▶ EXTRACTED INFORMATION:
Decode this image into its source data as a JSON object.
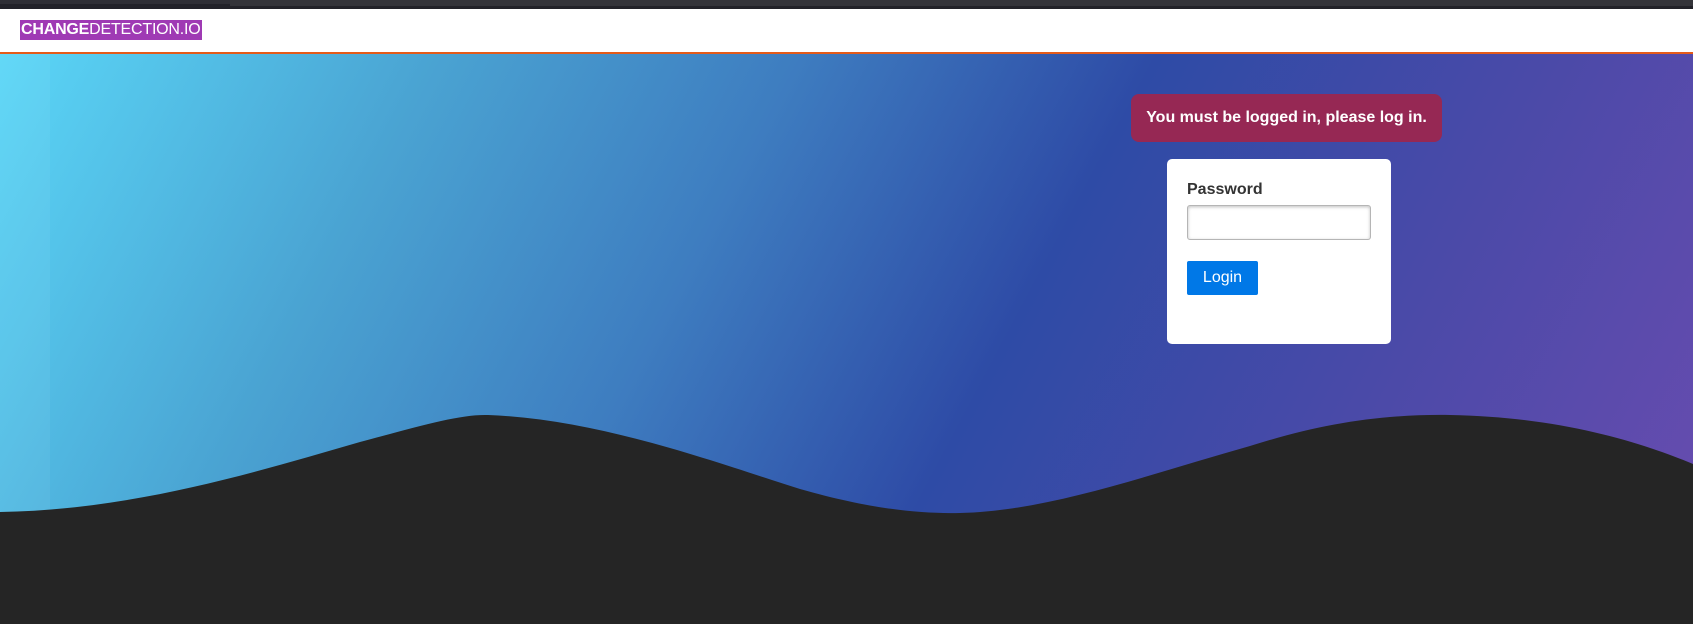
{
  "header": {
    "logo_strong": "CHANGE",
    "logo_light": "DETECTION.IO"
  },
  "flash": {
    "message": "You must be logged in, please log in."
  },
  "login_form": {
    "password_label": "Password",
    "password_value": "",
    "login_button_label": "Login"
  },
  "colors": {
    "header_accent": "#e55b19",
    "logo_bg": "#9f3ab4",
    "flash_bg": "#962854",
    "login_button": "#0078e7",
    "footer_bg": "#252525"
  }
}
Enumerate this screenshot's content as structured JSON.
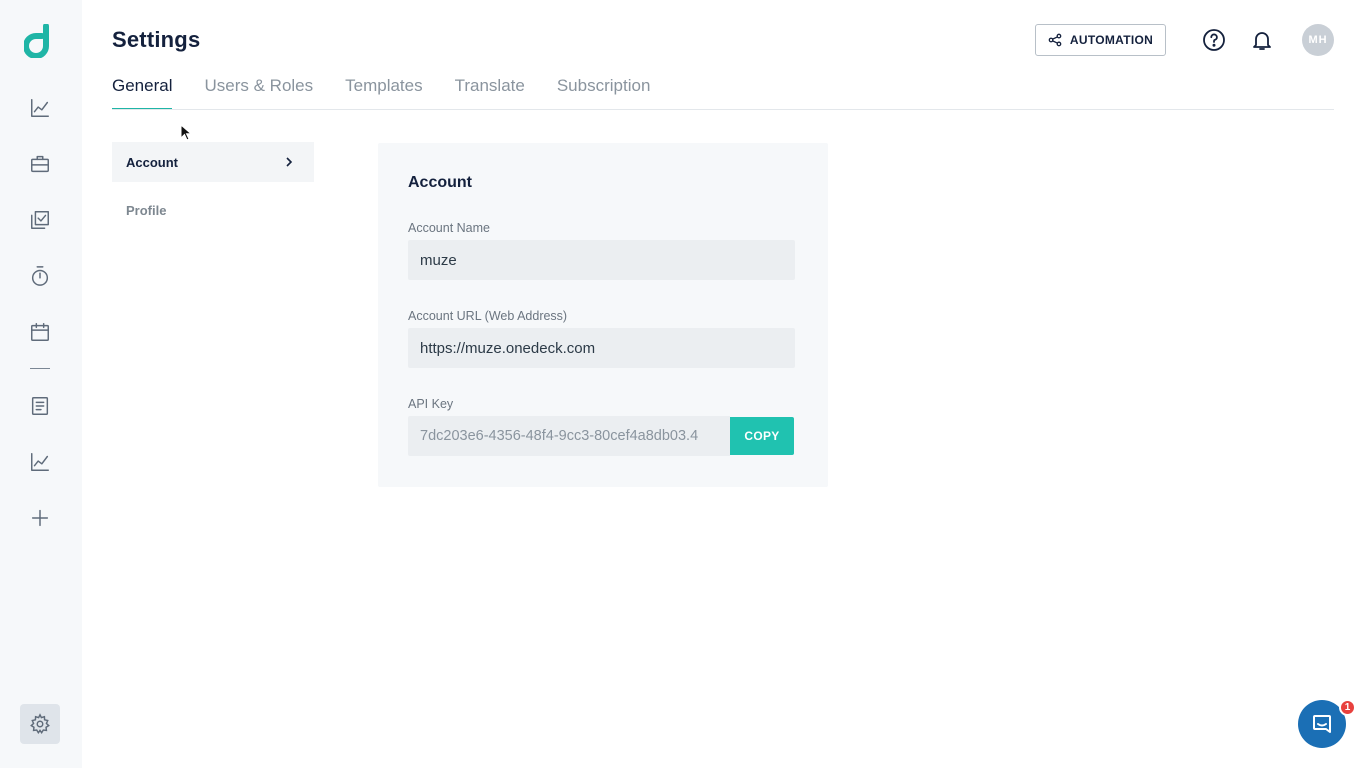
{
  "header": {
    "title": "Settings",
    "automation_label": "AUTOMATION",
    "avatar_initials": "MH"
  },
  "tabs": [
    {
      "label": "General",
      "active": true
    },
    {
      "label": "Users & Roles",
      "active": false
    },
    {
      "label": "Templates",
      "active": false
    },
    {
      "label": "Translate",
      "active": false
    },
    {
      "label": "Subscription",
      "active": false
    }
  ],
  "subnav": {
    "items": [
      {
        "label": "Account",
        "active": true
      },
      {
        "label": "Profile",
        "active": false
      }
    ]
  },
  "account": {
    "title": "Account",
    "name_label": "Account Name",
    "name_value": "muze",
    "url_label": "Account URL (Web Address)",
    "url_value": "https://muze.onedeck.com",
    "api_label": "API Key",
    "api_value": "7dc203e6-4356-48f4-9cc3-80cef4a8db03.4",
    "copy_label": "COPY"
  },
  "sidebar": {
    "icons": [
      "chart-line-icon",
      "briefcase-icon",
      "checklist-icon",
      "stopwatch-icon",
      "calendar-icon",
      "document-icon",
      "analytics-icon",
      "plus-icon",
      "settings-gear-icon"
    ]
  },
  "chat": {
    "badge_count": "1"
  },
  "colors": {
    "accent": "#1fb5a6",
    "copy_button": "#20c2b0",
    "chat_button": "#1b6fb5",
    "badge": "#e8413e",
    "title": "#14213d"
  }
}
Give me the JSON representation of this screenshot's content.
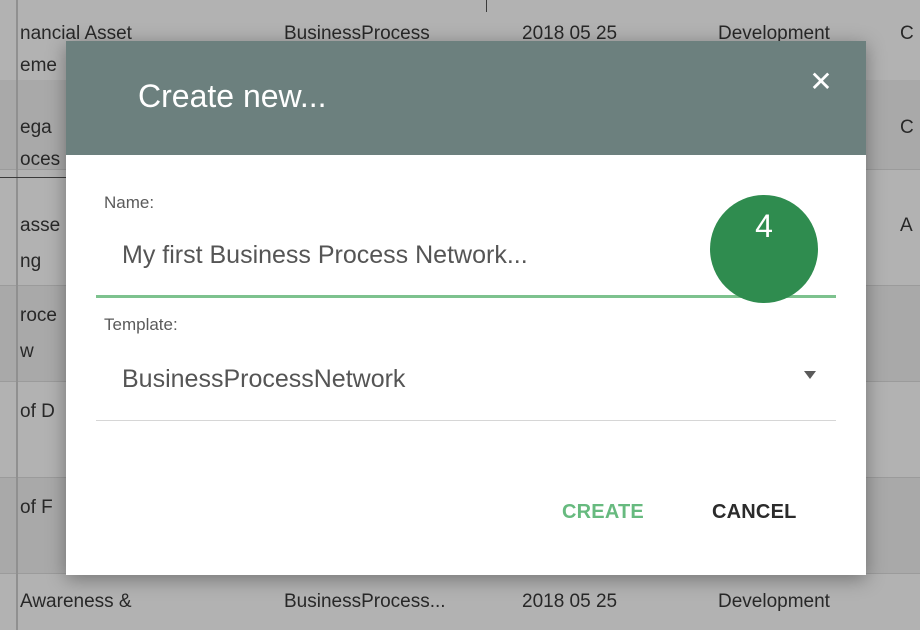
{
  "background_table": {
    "rows": [
      {
        "col1": [
          "nancial Asset",
          "eme"
        ],
        "col2": "BusinessProcess",
        "col3": "2018 05 25",
        "col4": "Development",
        "col5": "C"
      },
      {
        "col1": [
          "ega",
          "oces"
        ],
        "col2": "",
        "col3": "",
        "col4": "",
        "col5": "C"
      },
      {
        "col1": [
          "asse",
          "ng"
        ],
        "col2": "",
        "col3": "",
        "col4": "",
        "col5": "A"
      },
      {
        "col1": [
          "roce",
          "w"
        ],
        "col2": "",
        "col3": "",
        "col4": "",
        "col5": ""
      },
      {
        "col1": [
          "of D",
          ""
        ],
        "col2": "",
        "col3": "",
        "col4": "",
        "col5": ""
      },
      {
        "col1": [
          "of F",
          ""
        ],
        "col2": "",
        "col3": "",
        "col4": "",
        "col5": ""
      },
      {
        "col1": [
          "Awareness &",
          ""
        ],
        "col2": "BusinessProcess...",
        "col3": "2018 05 25",
        "col4": "Development",
        "col5": ""
      }
    ]
  },
  "dialog": {
    "title": "Create new...",
    "close_icon": "close-icon",
    "name_label": "Name:",
    "name_value": "My first Business Process Network...",
    "template_label": "Template:",
    "template_value": "BusinessProcessNetwork",
    "create_label": "CREATE",
    "cancel_label": "CANCEL"
  },
  "step_badge": "4",
  "colors": {
    "header": "#6c807e",
    "accent_green": "#67ba7f",
    "badge": "#2f8c4f"
  }
}
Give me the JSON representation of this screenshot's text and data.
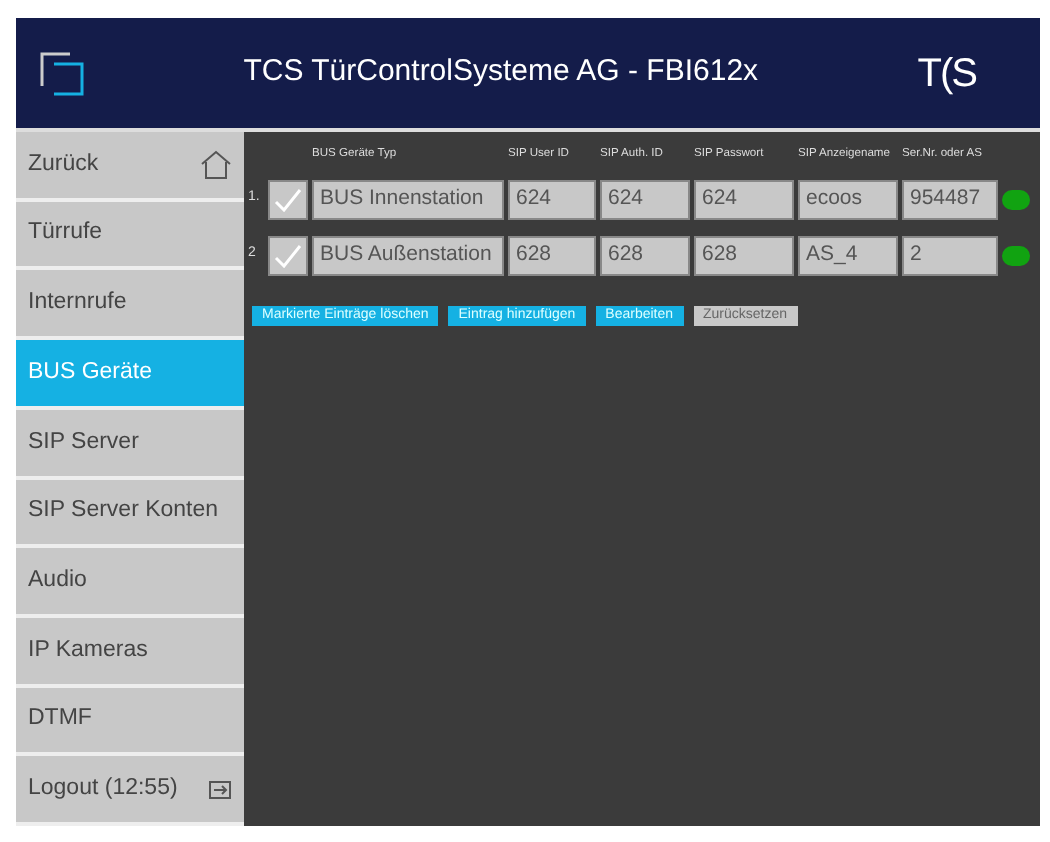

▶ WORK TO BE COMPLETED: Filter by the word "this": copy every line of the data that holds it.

▶ TASK RESULT:
Decode this image into its source data as a JSON object.
Enumerate this screenshot's content as structured JSON.
Give me the JSON representation of this screenshot's content.
Give me the JSON representation of this screenshot's text and data.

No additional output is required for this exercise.